Make an exact copy of all the entries shown below.

━━━━━ DATA EXCERPTS

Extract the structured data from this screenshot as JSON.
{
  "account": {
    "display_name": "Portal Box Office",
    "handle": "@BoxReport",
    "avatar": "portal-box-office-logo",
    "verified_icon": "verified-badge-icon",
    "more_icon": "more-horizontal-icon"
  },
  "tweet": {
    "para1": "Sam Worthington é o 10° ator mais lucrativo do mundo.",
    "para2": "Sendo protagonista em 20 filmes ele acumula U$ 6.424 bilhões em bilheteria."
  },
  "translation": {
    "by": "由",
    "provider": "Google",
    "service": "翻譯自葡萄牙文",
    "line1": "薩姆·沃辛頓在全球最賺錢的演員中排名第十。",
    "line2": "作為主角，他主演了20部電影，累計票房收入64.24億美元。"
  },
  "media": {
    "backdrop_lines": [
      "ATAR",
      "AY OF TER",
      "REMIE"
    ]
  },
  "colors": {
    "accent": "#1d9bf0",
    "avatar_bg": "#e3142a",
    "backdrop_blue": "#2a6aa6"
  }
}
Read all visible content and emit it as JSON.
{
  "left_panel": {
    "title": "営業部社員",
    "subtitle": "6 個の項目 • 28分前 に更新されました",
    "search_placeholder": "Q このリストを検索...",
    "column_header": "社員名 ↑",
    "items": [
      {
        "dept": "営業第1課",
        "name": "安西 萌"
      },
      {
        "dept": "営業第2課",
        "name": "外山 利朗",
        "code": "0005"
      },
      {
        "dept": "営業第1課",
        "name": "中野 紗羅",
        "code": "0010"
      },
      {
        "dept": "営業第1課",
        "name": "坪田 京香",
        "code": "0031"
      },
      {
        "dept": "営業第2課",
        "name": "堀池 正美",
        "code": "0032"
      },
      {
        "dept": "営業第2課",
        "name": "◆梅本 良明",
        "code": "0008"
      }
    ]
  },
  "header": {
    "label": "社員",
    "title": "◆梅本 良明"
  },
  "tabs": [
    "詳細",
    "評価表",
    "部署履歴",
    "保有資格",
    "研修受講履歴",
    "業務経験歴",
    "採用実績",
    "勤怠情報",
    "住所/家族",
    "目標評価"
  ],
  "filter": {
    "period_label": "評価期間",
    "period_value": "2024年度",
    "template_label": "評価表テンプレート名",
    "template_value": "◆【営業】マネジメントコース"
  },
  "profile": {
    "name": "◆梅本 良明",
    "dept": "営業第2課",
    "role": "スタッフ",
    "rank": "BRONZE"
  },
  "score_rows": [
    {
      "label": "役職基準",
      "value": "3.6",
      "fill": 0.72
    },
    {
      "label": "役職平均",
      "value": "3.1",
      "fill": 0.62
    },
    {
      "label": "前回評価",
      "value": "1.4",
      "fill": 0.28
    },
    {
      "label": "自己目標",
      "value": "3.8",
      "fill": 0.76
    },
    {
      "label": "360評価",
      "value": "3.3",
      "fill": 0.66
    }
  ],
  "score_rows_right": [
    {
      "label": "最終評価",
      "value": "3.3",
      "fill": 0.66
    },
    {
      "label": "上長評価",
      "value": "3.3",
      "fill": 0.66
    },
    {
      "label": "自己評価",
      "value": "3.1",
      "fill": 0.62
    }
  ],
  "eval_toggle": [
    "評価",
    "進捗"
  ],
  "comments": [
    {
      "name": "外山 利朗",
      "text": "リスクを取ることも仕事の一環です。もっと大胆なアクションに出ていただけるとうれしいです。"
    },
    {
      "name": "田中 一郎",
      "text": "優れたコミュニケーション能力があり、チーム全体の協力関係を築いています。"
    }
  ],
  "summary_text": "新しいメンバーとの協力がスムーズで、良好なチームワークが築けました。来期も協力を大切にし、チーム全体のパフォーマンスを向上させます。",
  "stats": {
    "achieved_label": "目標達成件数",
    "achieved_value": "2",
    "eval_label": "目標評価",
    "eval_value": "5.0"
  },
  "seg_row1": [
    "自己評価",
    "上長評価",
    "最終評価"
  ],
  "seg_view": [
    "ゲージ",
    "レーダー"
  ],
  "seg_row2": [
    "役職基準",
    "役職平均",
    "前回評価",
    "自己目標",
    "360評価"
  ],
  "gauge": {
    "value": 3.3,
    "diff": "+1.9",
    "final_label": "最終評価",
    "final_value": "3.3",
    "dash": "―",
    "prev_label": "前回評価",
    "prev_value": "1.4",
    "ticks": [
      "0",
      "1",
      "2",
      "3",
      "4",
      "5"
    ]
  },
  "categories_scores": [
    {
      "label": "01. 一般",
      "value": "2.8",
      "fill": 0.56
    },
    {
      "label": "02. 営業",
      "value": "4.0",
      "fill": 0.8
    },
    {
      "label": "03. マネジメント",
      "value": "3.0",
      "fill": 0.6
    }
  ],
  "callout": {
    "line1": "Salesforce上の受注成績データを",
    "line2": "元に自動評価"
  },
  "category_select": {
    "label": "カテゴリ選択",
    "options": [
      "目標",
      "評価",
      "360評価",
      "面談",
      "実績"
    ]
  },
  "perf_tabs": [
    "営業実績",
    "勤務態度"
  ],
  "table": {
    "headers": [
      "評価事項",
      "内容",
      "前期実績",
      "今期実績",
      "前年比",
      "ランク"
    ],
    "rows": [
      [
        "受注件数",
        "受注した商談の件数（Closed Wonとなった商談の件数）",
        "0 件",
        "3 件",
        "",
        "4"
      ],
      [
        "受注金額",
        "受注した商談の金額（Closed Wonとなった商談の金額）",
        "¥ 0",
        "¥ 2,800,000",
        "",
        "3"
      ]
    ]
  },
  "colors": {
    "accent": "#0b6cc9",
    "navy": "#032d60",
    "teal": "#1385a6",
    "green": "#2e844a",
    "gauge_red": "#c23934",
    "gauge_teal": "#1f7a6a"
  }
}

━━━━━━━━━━

[OUTPUT OF THE EXERCISE]
Extract the structured data from this screenshot as JSON.
{
  "account": {
    "display_name": "Portal Box Office",
    "handle": "@BoxReport",
    "avatar": "portal-box-office-logo",
    "verified_icon": "verified-badge-icon",
    "more_icon": "more-horizontal-icon"
  },
  "tweet": {
    "para1": "Sam Worthington é o 10° ator mais lucrativo do mundo.",
    "para2": "Sendo protagonista em 20 filmes ele acumula U$ 6.424 bilhões em bilheteria."
  },
  "translation": {
    "by": "由",
    "provider": "Google",
    "service": "翻譯自葡萄牙文",
    "line1": "薩姆·沃辛頓在全球最賺錢的演員中排名第十。",
    "line2": "作為主角，他主演了20部電影，累計票房收入64.24億美元。"
  },
  "media": {
    "backdrop_lines": [
      "ATAR",
      "AY OF TER",
      "REMIE"
    ]
  },
  "colors": {
    "accent": "#1d9bf0",
    "avatar_bg": "#e3142a",
    "backdrop_blue": "#2a6aa6"
  }
}
Read all visible content and emit it as JSON.
{
  "left_panel": {
    "title": "営業部社員",
    "subtitle": "6 個の項目 • 28分前 に更新されました",
    "search_placeholder": "Q このリストを検索...",
    "column_header": "社員名 ↑",
    "items": [
      {
        "dept": "営業第1課",
        "name": "安西 萌"
      },
      {
        "dept": "営業第2課",
        "name": "外山 利朗",
        "code": "0005"
      },
      {
        "dept": "営業第1課",
        "name": "中野 紗羅",
        "code": "0010"
      },
      {
        "dept": "営業第1課",
        "name": "坪田 京香",
        "code": "0031"
      },
      {
        "dept": "営業第2課",
        "name": "堀池 正美",
        "code": "0032"
      },
      {
        "dept": "営業第2課",
        "name": "◆梅本 良明",
        "code": "0008"
      }
    ]
  },
  "header": {
    "label": "社員",
    "title": "◆梅本 良明"
  },
  "tabs": [
    "詳細",
    "評価表",
    "部署履歴",
    "保有資格",
    "研修受講履歴",
    "業務経験歴",
    "採用実績",
    "勤怠情報",
    "住所/家族",
    "目標評価"
  ],
  "filter": {
    "period_label": "評価期間",
    "period_value": "2024年度",
    "template_label": "評価表テンプレート名",
    "template_value": "◆【営業】マネジメントコース"
  },
  "profile": {
    "name": "◆梅本 良明",
    "dept": "営業第2課",
    "role": "スタッフ",
    "rank": "BRONZE"
  },
  "score_rows": [
    {
      "label": "役職基準",
      "value": "3.6",
      "fill": 0.72
    },
    {
      "label": "役職平均",
      "value": "3.1",
      "fill": 0.62
    },
    {
      "label": "前回評価",
      "value": "1.4",
      "fill": 0.28
    },
    {
      "label": "自己目標",
      "value": "3.8",
      "fill": 0.76
    },
    {
      "label": "360評価",
      "value": "3.3",
      "fill": 0.66
    }
  ],
  "score_rows_right": [
    {
      "label": "最終評価",
      "value": "3.3",
      "fill": 0.66
    },
    {
      "label": "上長評価",
      "value": "3.3",
      "fill": 0.66
    },
    {
      "label": "自己評価",
      "value": "3.1",
      "fill": 0.62
    }
  ],
  "eval_toggle": [
    "評価",
    "進捗"
  ],
  "comments": [
    {
      "name": "外山 利朗",
      "text": "リスクを取ることも仕事の一環です。もっと大胆なアクションに出ていただけるとうれしいです。"
    },
    {
      "name": "田中 一郎",
      "text": "優れたコミュニケーション能力があり、チーム全体の協力関係を築いています。"
    }
  ],
  "summary_text": "新しいメンバーとの協力がスムーズで、良好なチームワークが築けました。来期も協力を大切にし、チーム全体のパフォーマンスを向上させます。",
  "stats": {
    "achieved_label": "目標達成件数",
    "achieved_value": "2",
    "eval_label": "目標評価",
    "eval_value": "5.0"
  },
  "seg_row1": [
    "自己評価",
    "上長評価",
    "最終評価"
  ],
  "seg_view": [
    "ゲージ",
    "レーダー"
  ],
  "seg_row2": [
    "役職基準",
    "役職平均",
    "前回評価",
    "自己目標",
    "360評価"
  ],
  "gauge": {
    "value": 3.3,
    "diff": "+1.9",
    "final_label": "最終評価",
    "final_value": "3.3",
    "dash": "―",
    "prev_label": "前回評価",
    "prev_value": "1.4",
    "ticks": [
      "0",
      "1",
      "2",
      "3",
      "4",
      "5"
    ]
  },
  "categories_scores": [
    {
      "label": "01. 一般",
      "value": "2.8",
      "fill": 0.56
    },
    {
      "label": "02. 営業",
      "value": "4.0",
      "fill": 0.8
    },
    {
      "label": "03. マネジメント",
      "value": "3.0",
      "fill": 0.6
    }
  ],
  "callout": {
    "line1": "Salesforce上の受注成績データを",
    "line2": "元に自動評価"
  },
  "category_select": {
    "label": "カテゴリ選択",
    "options": [
      "目標",
      "評価",
      "360評価",
      "面談",
      "実績"
    ]
  },
  "perf_tabs": [
    "営業実績",
    "勤務態度"
  ],
  "table": {
    "headers": [
      "評価事項",
      "内容",
      "前期実績",
      "今期実績",
      "前年比",
      "ランク"
    ],
    "rows": [
      [
        "受注件数",
        "受注した商談の件数（Closed Wonとなった商談の件数）",
        "0 件",
        "3 件",
        "",
        "4"
      ],
      [
        "受注金額",
        "受注した商談の金額（Closed Wonとなった商談の金額）",
        "¥ 0",
        "¥ 2,800,000",
        "",
        "3"
      ]
    ]
  },
  "colors": {
    "accent": "#0b6cc9",
    "navy": "#032d60",
    "teal": "#1385a6",
    "green": "#2e844a",
    "gauge_red": "#c23934",
    "gauge_teal": "#1f7a6a"
  }
}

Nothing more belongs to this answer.